▶ _Website and app data records_:
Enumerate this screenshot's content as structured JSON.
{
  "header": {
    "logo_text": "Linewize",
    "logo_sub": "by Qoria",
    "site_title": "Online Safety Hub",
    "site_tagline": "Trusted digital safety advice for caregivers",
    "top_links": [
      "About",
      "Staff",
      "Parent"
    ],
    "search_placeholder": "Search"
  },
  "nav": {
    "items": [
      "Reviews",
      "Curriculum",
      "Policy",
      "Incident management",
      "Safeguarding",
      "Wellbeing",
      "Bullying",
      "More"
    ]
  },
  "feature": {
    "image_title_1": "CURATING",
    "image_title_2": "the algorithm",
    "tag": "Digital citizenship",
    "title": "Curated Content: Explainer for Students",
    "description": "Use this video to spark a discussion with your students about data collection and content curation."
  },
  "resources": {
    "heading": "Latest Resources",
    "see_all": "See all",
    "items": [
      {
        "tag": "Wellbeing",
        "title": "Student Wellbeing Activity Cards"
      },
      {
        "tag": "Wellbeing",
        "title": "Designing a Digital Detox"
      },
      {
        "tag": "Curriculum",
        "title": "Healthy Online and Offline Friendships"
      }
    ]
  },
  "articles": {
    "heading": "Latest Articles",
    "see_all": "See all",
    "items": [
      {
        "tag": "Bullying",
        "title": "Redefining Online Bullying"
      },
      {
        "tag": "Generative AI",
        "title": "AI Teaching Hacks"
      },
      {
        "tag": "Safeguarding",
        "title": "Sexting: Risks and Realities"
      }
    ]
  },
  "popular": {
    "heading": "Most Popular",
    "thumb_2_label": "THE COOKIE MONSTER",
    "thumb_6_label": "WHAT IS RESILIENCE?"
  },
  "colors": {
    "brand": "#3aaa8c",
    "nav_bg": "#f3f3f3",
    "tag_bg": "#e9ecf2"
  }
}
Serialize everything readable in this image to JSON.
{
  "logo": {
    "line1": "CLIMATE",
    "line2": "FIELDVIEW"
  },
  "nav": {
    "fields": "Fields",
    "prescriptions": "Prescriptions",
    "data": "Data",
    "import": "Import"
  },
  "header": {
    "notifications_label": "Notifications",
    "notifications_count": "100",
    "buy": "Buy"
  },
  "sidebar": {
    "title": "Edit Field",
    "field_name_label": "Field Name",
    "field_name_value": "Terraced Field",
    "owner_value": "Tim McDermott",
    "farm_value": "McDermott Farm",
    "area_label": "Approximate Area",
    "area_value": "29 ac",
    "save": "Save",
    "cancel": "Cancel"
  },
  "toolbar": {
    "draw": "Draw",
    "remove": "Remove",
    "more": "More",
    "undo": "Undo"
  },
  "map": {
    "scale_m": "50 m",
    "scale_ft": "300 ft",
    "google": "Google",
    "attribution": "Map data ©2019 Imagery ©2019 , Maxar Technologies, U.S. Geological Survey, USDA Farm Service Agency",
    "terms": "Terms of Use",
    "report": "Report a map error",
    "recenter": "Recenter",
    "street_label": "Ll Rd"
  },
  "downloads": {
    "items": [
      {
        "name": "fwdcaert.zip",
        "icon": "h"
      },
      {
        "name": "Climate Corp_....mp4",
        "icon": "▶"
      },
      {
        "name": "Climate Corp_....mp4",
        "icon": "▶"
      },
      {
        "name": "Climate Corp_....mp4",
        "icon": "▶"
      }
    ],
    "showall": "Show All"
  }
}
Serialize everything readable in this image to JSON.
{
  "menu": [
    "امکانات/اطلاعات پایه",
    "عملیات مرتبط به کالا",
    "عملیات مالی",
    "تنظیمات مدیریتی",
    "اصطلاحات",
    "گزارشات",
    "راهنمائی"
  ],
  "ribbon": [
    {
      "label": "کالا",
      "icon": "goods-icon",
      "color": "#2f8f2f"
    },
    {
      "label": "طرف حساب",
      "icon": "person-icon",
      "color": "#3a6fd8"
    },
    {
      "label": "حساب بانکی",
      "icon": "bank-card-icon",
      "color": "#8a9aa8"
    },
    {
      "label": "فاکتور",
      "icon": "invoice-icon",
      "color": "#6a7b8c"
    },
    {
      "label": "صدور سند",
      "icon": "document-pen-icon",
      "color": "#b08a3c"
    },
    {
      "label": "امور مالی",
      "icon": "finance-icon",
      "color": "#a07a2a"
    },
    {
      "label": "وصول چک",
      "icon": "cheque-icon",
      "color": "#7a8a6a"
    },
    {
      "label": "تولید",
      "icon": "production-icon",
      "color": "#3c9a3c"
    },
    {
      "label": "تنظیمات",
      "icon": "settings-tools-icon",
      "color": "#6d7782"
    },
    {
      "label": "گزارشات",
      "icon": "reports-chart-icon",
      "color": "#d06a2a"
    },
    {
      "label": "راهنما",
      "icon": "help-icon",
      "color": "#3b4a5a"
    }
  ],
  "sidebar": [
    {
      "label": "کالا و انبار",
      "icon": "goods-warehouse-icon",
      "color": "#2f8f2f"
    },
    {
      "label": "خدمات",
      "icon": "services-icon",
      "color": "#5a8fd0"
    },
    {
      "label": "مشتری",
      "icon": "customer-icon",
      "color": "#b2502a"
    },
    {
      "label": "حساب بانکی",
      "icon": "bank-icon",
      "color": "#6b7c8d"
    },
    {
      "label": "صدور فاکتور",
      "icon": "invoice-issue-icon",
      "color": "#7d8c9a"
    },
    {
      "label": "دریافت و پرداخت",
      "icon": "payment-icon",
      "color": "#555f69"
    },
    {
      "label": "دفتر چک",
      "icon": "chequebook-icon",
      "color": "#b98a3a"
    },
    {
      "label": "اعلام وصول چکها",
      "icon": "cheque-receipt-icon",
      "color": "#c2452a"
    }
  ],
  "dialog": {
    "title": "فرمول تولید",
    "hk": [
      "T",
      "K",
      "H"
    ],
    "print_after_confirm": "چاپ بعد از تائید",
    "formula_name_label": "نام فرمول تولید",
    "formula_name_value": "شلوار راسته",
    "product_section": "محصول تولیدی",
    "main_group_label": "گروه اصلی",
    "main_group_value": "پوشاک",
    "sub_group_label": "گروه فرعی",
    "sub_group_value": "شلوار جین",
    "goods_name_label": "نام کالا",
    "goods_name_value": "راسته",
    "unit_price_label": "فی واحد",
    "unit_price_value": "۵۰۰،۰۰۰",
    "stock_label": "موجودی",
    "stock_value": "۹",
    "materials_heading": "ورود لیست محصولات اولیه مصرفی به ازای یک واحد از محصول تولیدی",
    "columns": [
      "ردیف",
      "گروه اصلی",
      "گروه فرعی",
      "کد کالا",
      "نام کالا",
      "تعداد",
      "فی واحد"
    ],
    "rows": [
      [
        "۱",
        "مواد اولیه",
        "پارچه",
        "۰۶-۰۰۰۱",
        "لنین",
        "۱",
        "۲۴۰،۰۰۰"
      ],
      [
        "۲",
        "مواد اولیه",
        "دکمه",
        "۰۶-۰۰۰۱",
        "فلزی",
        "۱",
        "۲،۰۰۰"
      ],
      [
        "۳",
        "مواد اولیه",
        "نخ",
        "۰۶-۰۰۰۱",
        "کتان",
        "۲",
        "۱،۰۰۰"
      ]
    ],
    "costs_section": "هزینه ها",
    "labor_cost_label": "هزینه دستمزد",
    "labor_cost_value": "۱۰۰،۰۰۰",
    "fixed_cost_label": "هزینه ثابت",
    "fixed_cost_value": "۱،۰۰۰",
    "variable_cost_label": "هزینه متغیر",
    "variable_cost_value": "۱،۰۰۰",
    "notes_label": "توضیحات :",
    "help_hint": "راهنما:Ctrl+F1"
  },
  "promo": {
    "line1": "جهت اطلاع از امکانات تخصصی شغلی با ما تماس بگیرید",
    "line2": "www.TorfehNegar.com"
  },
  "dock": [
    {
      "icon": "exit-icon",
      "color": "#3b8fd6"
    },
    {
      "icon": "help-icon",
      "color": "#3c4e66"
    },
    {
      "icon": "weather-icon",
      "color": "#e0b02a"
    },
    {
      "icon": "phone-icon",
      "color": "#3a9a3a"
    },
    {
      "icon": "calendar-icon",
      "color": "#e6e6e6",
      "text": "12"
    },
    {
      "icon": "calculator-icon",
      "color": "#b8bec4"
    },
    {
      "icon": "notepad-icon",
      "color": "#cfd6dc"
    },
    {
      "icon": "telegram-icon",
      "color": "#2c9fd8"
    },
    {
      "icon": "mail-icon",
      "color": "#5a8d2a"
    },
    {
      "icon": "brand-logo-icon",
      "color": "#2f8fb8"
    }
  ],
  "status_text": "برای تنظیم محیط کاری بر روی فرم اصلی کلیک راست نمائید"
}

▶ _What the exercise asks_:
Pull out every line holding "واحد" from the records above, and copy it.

▶ _Worked solution_:
    "unit_price_label": "فی واحد",
    "materials_heading": "ورود لیست محصولات اولیه مصرفی به ازای یک واحد از محصول تولیدی",
      "فی واحد"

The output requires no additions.